[EXERCISE DESCRIPTION]
Read the records below and report each line in which "Francisco" occurs.

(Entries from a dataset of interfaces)
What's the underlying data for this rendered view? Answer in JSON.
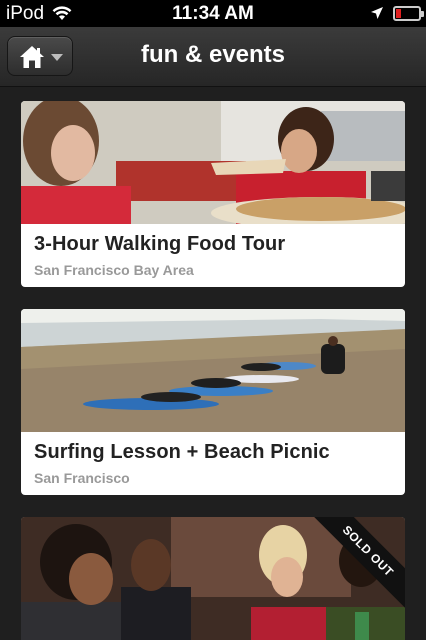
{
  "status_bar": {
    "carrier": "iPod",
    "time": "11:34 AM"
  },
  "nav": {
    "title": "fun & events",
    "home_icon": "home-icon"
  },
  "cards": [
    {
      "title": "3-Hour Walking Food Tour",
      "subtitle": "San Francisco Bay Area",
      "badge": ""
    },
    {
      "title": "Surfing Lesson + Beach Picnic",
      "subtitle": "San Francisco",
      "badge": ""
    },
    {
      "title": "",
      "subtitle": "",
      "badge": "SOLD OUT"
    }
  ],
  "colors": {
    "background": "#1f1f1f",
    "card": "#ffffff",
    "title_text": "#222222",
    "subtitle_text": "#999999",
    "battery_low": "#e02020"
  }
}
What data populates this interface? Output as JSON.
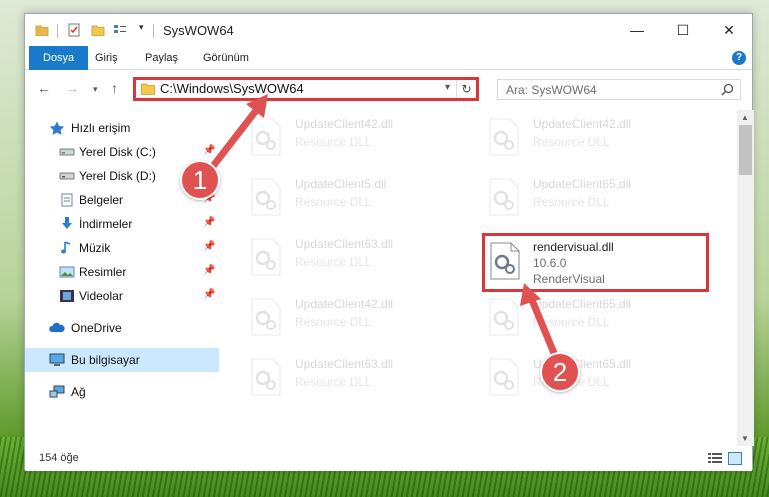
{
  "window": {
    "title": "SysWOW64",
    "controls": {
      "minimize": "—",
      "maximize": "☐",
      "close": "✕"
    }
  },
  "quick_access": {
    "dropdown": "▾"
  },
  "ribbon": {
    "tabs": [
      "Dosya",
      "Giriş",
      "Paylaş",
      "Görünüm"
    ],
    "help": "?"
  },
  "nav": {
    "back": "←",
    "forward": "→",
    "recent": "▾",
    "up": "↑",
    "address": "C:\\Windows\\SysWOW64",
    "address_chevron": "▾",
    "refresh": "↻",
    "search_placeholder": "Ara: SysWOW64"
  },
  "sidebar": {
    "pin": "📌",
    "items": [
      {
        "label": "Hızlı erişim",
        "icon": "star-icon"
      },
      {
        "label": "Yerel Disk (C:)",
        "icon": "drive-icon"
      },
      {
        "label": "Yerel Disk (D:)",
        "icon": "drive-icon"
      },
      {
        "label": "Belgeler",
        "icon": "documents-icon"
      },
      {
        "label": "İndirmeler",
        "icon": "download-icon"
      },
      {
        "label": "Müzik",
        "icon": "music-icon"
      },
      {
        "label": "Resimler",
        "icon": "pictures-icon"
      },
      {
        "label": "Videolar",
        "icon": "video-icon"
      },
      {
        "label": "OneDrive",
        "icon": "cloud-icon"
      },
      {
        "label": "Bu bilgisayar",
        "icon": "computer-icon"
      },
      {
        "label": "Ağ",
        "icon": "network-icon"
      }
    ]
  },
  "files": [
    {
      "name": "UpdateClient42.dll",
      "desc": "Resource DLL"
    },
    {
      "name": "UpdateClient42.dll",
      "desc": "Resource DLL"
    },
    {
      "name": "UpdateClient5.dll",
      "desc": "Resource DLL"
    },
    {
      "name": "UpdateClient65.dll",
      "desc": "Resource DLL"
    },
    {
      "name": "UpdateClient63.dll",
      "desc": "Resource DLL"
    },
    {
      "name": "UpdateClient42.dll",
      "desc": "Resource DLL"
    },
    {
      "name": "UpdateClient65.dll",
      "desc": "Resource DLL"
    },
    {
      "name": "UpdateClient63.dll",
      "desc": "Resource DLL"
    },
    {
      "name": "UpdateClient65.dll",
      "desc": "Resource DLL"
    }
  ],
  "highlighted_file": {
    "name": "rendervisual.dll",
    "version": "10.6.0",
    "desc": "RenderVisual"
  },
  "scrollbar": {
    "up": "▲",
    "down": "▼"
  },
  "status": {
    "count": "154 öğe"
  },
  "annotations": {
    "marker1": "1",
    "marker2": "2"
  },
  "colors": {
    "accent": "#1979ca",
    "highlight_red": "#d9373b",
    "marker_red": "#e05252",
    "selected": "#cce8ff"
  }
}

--

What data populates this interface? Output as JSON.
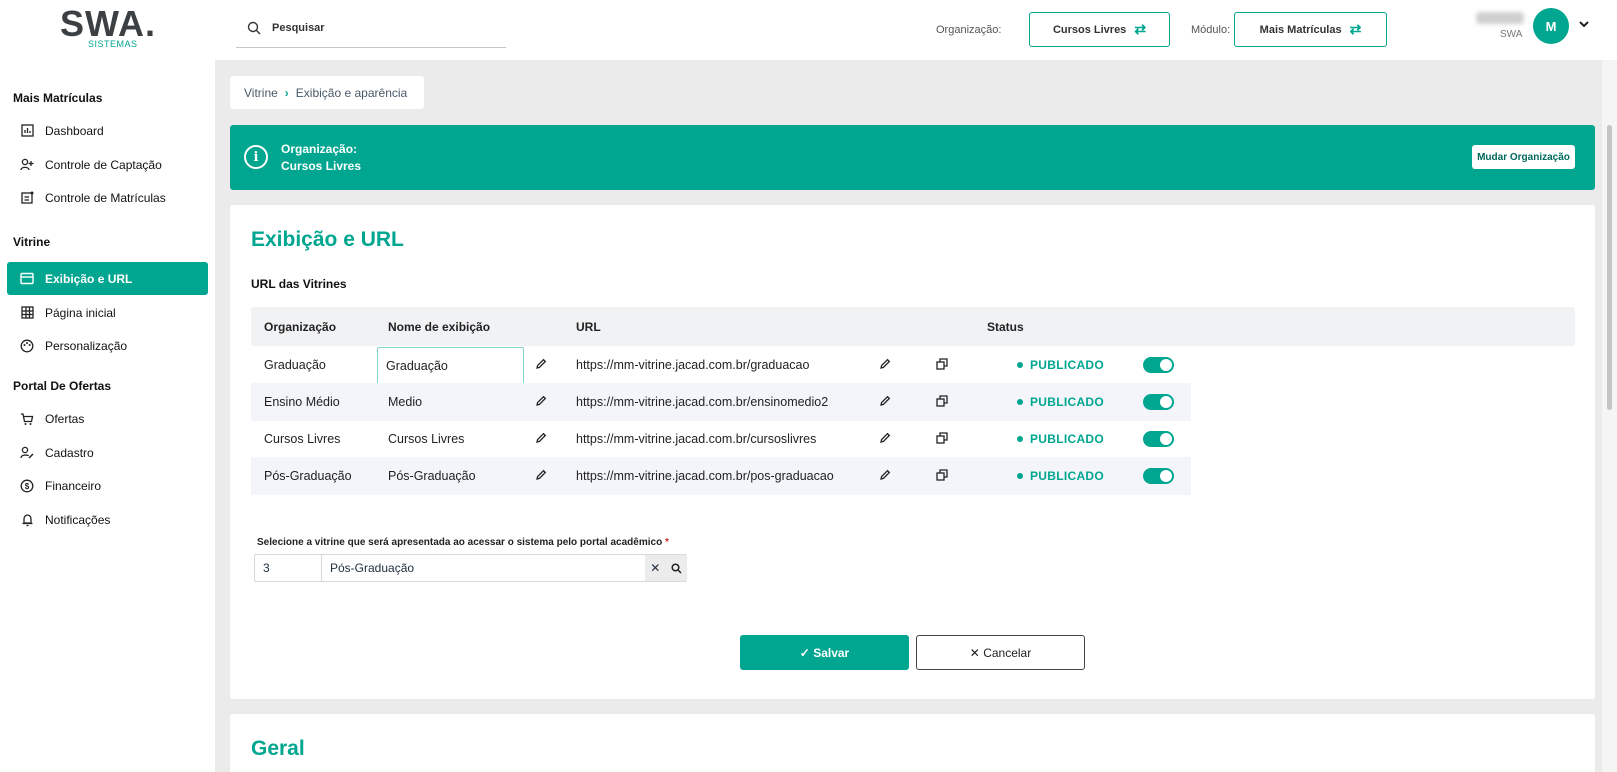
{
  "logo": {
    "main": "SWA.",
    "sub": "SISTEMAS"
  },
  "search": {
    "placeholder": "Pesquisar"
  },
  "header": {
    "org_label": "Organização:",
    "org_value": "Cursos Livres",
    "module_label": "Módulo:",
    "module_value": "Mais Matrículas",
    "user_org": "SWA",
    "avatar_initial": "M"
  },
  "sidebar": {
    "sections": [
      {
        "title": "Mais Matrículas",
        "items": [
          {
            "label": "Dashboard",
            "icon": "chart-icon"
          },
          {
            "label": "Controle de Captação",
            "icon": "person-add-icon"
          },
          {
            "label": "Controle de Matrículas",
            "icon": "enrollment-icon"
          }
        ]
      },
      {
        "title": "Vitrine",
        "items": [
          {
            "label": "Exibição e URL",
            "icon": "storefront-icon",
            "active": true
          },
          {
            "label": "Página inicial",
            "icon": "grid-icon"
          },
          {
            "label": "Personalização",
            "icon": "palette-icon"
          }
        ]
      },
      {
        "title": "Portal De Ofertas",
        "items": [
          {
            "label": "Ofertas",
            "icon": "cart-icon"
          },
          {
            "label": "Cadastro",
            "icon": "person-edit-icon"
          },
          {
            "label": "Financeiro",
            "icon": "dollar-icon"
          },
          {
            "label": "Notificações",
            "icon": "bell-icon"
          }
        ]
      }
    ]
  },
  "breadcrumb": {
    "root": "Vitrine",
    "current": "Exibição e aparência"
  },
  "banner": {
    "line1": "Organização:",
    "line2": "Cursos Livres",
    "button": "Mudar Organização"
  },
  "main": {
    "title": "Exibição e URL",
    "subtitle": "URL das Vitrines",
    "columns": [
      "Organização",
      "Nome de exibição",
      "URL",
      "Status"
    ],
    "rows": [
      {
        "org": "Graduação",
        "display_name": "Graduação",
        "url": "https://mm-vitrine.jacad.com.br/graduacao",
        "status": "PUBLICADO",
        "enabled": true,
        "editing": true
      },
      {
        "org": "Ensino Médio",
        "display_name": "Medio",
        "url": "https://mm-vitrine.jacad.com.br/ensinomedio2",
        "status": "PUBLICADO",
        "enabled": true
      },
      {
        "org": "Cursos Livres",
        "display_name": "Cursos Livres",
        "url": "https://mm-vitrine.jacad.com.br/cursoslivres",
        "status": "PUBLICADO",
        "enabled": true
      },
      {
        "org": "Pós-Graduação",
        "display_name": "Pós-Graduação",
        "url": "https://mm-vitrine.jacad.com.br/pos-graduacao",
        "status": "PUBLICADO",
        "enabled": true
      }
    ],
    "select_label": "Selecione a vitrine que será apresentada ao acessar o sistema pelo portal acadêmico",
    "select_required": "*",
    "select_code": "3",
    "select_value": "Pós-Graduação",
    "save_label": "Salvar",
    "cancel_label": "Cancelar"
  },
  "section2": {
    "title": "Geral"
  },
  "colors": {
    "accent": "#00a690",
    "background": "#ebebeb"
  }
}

[RESULT FOR THIS EXERCISE]
      "subtitle": "San Francisco Bay Area",
      "subtitle": "San Francisco",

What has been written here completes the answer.